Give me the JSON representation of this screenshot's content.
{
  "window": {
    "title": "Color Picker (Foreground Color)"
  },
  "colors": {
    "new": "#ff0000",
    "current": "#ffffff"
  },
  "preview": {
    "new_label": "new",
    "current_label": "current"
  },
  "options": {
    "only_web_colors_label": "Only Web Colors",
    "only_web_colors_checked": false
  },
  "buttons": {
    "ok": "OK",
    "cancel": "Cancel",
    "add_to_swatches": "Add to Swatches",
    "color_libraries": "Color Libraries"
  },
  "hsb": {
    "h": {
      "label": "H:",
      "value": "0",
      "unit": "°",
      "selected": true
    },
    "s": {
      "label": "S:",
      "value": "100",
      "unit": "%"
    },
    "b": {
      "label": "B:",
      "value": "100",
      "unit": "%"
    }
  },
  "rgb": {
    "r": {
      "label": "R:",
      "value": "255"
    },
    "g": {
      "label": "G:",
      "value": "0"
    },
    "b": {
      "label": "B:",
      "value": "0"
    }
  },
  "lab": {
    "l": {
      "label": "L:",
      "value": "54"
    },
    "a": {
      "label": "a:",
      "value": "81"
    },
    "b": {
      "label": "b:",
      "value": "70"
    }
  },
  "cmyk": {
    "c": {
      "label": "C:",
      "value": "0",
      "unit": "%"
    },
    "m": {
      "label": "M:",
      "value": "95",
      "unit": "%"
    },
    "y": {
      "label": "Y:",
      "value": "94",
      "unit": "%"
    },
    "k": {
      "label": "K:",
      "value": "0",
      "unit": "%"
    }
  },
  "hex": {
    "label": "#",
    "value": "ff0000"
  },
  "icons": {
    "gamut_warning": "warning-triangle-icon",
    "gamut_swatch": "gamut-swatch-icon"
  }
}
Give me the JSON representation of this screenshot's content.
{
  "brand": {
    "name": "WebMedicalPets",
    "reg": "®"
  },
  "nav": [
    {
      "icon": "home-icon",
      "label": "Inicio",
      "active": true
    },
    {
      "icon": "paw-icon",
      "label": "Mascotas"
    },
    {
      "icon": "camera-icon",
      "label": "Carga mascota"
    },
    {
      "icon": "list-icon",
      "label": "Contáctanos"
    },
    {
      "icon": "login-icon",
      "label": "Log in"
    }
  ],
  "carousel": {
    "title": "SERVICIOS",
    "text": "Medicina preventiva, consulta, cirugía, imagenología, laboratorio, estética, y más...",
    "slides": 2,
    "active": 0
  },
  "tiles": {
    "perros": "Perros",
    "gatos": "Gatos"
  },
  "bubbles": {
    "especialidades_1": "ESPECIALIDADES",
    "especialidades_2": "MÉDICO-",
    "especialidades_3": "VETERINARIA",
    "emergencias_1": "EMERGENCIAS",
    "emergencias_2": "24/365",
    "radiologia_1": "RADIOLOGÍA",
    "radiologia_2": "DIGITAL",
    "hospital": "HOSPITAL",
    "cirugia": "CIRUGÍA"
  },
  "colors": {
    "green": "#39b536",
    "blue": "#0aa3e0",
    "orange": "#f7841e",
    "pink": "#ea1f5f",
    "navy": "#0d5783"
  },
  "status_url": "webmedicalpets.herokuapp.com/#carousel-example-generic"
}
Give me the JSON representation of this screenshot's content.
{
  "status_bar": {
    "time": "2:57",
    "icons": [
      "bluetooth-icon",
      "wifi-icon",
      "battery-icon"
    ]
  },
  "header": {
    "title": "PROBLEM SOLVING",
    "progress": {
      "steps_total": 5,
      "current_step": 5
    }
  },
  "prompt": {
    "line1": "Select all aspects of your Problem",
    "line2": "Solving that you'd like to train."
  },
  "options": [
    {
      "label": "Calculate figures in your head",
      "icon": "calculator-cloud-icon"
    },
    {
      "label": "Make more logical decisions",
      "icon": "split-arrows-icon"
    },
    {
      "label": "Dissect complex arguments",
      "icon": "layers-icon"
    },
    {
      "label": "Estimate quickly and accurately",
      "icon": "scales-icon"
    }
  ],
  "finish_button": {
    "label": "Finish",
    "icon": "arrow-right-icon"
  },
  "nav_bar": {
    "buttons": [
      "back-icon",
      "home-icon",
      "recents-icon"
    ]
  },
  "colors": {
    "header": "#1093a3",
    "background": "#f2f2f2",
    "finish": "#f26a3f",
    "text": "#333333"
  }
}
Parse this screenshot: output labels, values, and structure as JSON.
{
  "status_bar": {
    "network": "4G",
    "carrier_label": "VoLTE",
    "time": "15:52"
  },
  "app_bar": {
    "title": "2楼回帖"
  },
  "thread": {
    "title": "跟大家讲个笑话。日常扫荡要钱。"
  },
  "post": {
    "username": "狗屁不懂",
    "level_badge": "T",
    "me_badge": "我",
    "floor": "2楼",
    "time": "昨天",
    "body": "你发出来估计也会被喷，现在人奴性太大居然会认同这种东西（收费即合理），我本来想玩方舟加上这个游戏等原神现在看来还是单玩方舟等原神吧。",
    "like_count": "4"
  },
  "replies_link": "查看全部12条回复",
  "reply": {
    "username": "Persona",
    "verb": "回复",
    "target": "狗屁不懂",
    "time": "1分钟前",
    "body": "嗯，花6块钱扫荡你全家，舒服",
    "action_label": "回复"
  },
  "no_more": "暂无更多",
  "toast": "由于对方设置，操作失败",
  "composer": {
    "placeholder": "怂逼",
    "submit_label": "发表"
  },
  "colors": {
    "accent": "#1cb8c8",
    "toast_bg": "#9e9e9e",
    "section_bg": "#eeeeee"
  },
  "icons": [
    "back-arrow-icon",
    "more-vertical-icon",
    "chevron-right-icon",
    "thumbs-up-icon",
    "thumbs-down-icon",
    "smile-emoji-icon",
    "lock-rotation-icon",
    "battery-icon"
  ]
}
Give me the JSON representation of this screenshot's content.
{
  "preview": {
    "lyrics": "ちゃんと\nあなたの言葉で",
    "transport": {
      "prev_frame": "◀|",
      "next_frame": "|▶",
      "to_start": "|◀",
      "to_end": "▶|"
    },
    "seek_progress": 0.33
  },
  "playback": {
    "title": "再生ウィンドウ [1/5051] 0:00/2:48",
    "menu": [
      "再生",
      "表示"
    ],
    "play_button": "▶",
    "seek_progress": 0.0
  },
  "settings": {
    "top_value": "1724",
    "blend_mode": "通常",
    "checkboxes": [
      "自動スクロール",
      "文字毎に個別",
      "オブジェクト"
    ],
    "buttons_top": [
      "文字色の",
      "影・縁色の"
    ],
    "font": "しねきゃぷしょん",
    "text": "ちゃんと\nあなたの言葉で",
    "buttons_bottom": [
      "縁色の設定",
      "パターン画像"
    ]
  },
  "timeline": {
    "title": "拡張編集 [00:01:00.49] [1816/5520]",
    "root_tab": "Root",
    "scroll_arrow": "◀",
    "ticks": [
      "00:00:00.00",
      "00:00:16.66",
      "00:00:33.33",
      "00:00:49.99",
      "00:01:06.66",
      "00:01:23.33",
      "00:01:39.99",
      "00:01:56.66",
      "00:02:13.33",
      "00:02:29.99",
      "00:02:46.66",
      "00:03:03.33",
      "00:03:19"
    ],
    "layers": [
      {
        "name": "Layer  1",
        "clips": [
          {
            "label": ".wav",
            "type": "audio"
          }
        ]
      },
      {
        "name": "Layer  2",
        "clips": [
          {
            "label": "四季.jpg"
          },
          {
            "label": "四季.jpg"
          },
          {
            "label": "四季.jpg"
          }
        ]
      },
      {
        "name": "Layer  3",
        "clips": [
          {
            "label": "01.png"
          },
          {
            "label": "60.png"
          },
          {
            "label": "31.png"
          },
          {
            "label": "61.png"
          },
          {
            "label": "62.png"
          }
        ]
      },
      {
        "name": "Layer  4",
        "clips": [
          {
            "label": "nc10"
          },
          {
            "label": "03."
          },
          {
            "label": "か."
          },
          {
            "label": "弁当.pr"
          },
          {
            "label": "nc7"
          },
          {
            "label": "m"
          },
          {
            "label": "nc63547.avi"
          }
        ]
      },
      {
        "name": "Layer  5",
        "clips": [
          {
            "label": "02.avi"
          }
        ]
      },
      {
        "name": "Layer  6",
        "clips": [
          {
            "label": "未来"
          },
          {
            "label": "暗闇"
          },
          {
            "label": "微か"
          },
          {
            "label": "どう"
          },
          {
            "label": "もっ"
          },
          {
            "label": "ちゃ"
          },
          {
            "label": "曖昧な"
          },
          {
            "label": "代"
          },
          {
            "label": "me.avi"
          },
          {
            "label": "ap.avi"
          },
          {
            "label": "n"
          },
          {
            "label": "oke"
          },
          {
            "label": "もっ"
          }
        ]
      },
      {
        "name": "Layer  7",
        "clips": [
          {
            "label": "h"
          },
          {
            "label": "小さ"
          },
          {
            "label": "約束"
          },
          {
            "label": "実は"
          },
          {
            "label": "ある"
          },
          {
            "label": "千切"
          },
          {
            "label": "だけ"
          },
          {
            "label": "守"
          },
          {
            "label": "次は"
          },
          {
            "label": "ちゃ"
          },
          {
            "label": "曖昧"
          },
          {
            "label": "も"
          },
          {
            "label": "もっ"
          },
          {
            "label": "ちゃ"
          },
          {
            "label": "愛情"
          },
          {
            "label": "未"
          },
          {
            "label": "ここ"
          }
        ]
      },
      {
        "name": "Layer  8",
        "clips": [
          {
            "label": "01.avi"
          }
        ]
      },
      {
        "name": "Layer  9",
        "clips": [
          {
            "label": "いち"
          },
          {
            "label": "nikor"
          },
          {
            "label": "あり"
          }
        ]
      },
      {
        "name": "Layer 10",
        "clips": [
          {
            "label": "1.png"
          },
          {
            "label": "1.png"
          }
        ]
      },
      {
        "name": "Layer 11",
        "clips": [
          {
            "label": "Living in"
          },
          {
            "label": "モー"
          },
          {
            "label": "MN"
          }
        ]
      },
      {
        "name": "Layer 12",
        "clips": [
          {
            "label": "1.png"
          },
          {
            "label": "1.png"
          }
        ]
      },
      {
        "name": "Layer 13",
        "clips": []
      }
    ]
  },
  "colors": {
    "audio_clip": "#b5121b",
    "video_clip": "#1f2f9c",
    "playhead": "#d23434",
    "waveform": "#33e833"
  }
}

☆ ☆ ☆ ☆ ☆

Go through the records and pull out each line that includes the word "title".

Solution to this exercise:
    "title": "Color Picker (Foreground Color)"
    "title": "SERVICIOS",
    "title": "PROBLEM SOLVING",
    "title": "2楼回帖"
    "title": "跟大家讲个笑话。日常扫荡要钱。"
    "title": "再生ウィンドウ [1/5051] 0:00/2:48",
    "title": "拡張編集 [00:01:00.49] [1816/5520]",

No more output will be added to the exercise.